Polly Stenham wrote That Face when she was just 19 years old and it bursts onto the stage with the fury of youth – but with the sophistication of a much older writer. Its portrait of a family torn apart by dysfunction is at once visceral and devastating, its insights into need and distorted love unforgettable.
Its intensity suits the confined space of the Orange Tree stage, but something feels out of kilter in the balance of Josh Seymour’s production, tilting its emotions beyond the real.
It centres on the relationship between Niamh Cusack’s Martha and her 18-year-old son Henry played, in an impressive stage debut, by Kasper Hilton-Hille. We first see them in bed together – or rather, she is in bed, recovering from an alcoholic binge, and he is slumped across its foot.

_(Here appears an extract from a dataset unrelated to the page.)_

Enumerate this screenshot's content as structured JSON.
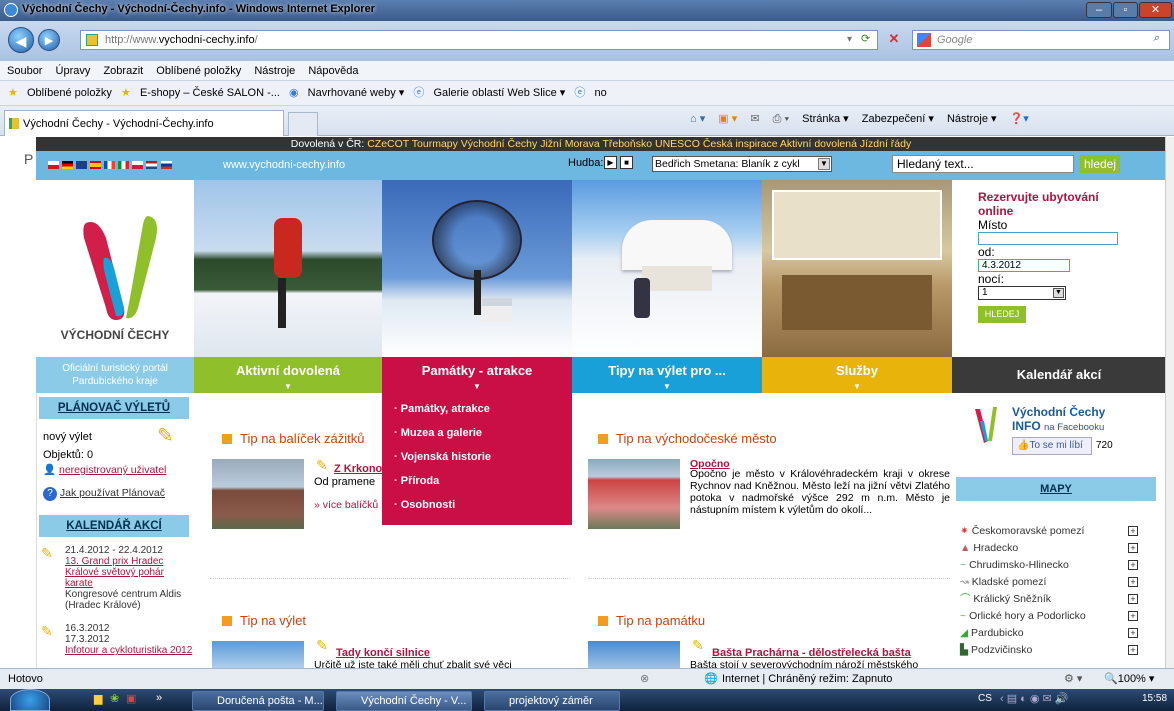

As they wake and she goes into a hysterical litany of apology and remorse, it’s clear that their relationship is both overly-close and completely warped. Instead of the mother caring for her son, he is looking after her, trying desperately to pull her out of the depression and alcoholism into which she has plunged after his father Hugh (Dominic Mafham) left the family home to marry again in Hong Kong.
Things come to a head when Mia (Ruby Stokes, in another exceptional stage debut), daughter of the house, is threatened with expulsion from her posh boarding school for drugging and torturing another pupil. Hugh comes home and all hell breaks out.
Eleanor Bull’s design sets all the action around the bed at its centre, with the space descending into ever greater chaos as events and feelings spin out of control. Within this arena, Martha prowls like a monstrous succubus, devouring Henry with her overwhelming desperation and semi-incestuous longing, terrified of abandonment.
Cusack plays her with overwhelming vehemence, absorbing the energy around her. But she feels like a character without context, a contemporary Miss Havisham, so huge that she flattens the steps that have brought her to this place. Under this spotlight, it is Henry’s story that becomes the focus. His overpowering longing to have achieved something in his care of his mother over five long years, means that he becomes as reluctant to let go as his mother.
“It can’t have been for nothing,” he cries, and Hilton Hille captures the poignancy of those words, the need to cling to some meaning in the wreckage of his life, gently mining both the confusion and exhaustion that his unnatural role has caused.
As the sister who walked away, carrying her own burden of grief and loss, Stokes is equally fine, constantly suggesting the pain that lurks beneath her glossy, cynical exterior. Her watchful presence and her love for her brother are a constant reminder of the havoc to which family life can descend. “You’re a good boy to bad parents” says the hopeless and hapless Hugh to Henry at one point. Stenham’s play is a savage analysis of just how much suffering families can cause.